Your answer should reproduce every line of the material in which the word "date" occurs.

--- START ---

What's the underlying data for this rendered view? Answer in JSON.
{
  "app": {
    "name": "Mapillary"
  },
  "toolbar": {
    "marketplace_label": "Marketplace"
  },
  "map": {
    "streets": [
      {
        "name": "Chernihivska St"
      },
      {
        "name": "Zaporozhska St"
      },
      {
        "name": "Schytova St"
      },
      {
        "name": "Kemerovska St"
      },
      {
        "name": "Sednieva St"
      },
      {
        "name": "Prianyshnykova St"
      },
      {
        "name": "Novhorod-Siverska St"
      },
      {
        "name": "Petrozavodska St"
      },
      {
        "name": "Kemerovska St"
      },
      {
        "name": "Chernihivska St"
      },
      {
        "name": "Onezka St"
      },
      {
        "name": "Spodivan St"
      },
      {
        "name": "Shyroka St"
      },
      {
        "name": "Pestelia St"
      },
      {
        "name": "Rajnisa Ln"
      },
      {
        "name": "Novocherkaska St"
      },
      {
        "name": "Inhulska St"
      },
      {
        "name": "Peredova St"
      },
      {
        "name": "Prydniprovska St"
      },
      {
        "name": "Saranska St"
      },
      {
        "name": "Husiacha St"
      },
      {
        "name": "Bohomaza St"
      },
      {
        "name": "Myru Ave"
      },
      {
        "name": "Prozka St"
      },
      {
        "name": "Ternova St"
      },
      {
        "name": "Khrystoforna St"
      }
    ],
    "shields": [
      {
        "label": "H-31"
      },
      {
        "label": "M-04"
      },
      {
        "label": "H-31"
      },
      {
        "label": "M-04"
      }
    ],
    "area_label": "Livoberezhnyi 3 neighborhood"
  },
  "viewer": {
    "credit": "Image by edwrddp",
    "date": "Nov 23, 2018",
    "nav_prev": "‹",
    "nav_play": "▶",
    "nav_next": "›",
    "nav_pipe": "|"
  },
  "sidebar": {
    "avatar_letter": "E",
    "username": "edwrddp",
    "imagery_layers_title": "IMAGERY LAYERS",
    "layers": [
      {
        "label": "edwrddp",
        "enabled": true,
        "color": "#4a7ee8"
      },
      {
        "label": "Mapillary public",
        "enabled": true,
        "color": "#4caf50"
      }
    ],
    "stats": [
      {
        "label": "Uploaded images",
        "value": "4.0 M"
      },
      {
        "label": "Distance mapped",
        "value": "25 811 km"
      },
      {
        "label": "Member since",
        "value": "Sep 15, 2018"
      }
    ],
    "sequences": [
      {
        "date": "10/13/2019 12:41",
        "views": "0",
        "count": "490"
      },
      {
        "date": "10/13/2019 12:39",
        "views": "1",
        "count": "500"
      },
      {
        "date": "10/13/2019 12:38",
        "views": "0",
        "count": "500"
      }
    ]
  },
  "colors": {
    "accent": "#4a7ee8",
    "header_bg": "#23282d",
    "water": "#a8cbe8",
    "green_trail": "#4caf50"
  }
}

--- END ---

● WRITTEN REPLY:
    "date": "Nov 23, 2018",
        "date": "10/13/2019 12:41",
        "date": "10/13/2019 12:39",
        "date": "10/13/2019 12:38",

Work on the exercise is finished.